In the considerable time since my last update, much has changed around our biomakerspace project. All for the better, thankfully, though things remain a bit precarious (as ever).
Firstly, as hinted in the title, the Cork biomakerspace project has a name: “Forma”! This name was inspired by that of La Paillasse (“The Bench”) transliterated to Irish. Given the choice between idiomatic but Anglicised “Bínse” or the probably Latin-derived “Forma” we chose the latter because the spelling is more obvious to non-Irish speakers and it sounds exactly as it is spelled in most English dialects.
From this, we have our domain name, formalabs.org, although don’t expect anything if you click there just yet; we’re having teething issues with our web setup. We do, however, have mailing lists (join in!) and email addresses for members which work fine.
More importantly, we have secured a location for Forma Biolabs, a fantastic city-centre location provided at low cost by Cork City Council by way of support to the project. The building is called “Grattan House”, and it is situated on two thoroughfare roads across a junction from the city court-house. It’s bigger than we could have hoped for, by far! Here, for a sense of location and scale, is a video provided for us courtesy of Paul Lee @ viewsion.ie:
The interior of the building is spacious, although the floorplan above is a tad incorrect on account of my giving Paul an outdated floorplan. In sum, there’s room for not one but two labs, ample space to host design or art projects, a kitchen and recreation area, a fireproof safe room, an internal yard with a sheltered seating area, and a few rooms we’re still dreaming up uses for. Here are a few more pics:
Clearly, there’s a bias for the yard area in this photoset, and a canny reader will note that attributions to my own camerawork are absent; my phone camera is heavily scratched and in need of repair, and so I have not had a chance to construct a proper photo-tour.
The building needs love, but it’s sound. Now we’ve got the task of making a lab out of it, which is less trouble than it sounds thanks to a number of generous pledges of equipment and furnishings from Tyndall, CIT and UCC, plus the entirety of my own lab and some borrowed equipment from members and friends of the biomakerspace. Starting out, we’ll have far in excess of the equipment I used to do my work for a few years of garage-synbio, and we’ll be getting better as time progresses.
Indeed, with all this positivity and photo-documentation it’d be easy for me to omit the challenging points, chiefly that of funding. Right now, we are down on a grant application with one of Cork’s most prestigious institutions (who I’m not sure sanction the early disclosure of our partnership, so I’ll stop there) for an exciting project, and if successful that will net us some initial funding.

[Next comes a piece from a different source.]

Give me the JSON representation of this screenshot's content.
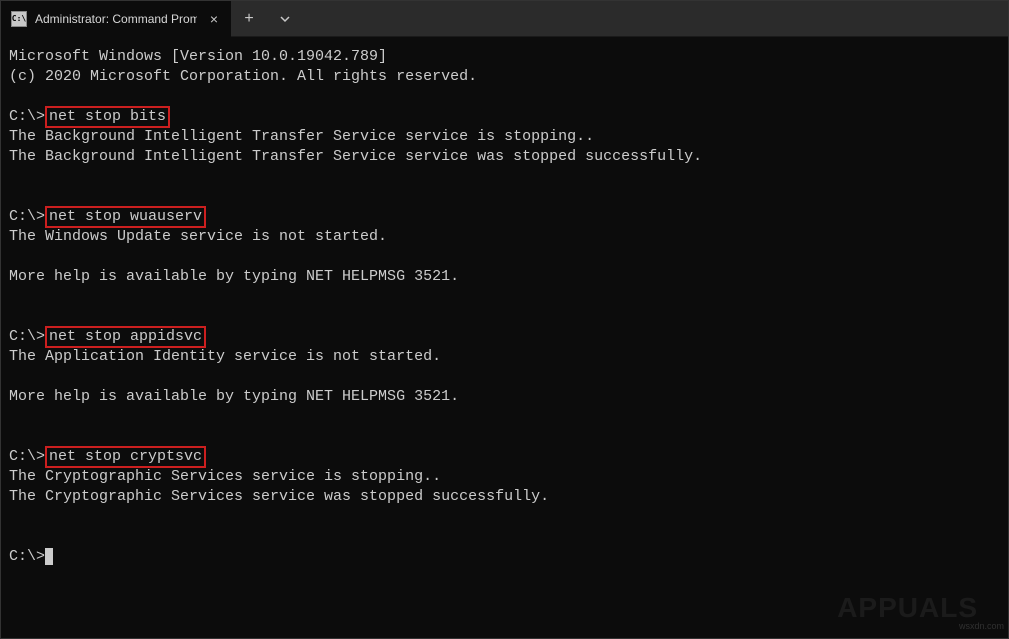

However, it won’t be nearly enough for the biomakerspace’s needs even in year one.
You see, in Ireland as in most of Europe, genetics is a forbidden art, heavily regulated. It’s OK to shuffle genes as long as you don’t know what you’re doing (see also: “conventional breeding”) but the moment you know what the heck you’re doing it becomes illegal without a license. Thankfully in Ireland, such licenses are possible to obtain without tremendous personal risk and expense, but the details are still pretty forbidding; the license holder becomes liable for any acts done under the license. This means that, for our biomakerspace to become a fully licensed GMM class 1 lab in Irish law (which is our intention), someone’s got to be on the hook, and that someone (if they’re sane) will want to be there to supervise work that they’ll be accountable for. Additionally, the council want a full-time on-site manager if we’re to open the doors to the world and invite public participation. Paying such a person is probably our biggest challenge right now. I speak circumspectly, as I’m currently the only person willing to fill such a role and would be happy to if the funds were available.
As far as outfitting the lab there are also costs we can’t at present account for. We’ll have to do at least some plumbing work to bring water into the two planned lab spaces both for laboratory and emergency use, and we may be retro-fitting one of the toilets near the lab as a grow-room for plant biotechnology work, too. We intend the other lab to be for teaching and for food-development uses, so it’ll have to be up to a standard that can be considered “food grade”, which may take some work. Several rooms will need carpet removal and linoleum or another easily sterilised surface drawn over the flooring. Doors will need fixing, windows reinforcing, walls painting. A lot of this can be stone-soup’d but there is going to be a bill to pay.
Addressing these funding needs is an open question; we are currently hoping that local industry and academia will support our boot-strapping process, and that we can push towards self sufficiency with time and elbow-grease. Time will tell.
If you feel like visiting the building for a tour, drop me a line by email, twitter, or in the comments below. I’m happy to accommodate, time-permitting, and if you think this is exciting you should totally join in! :)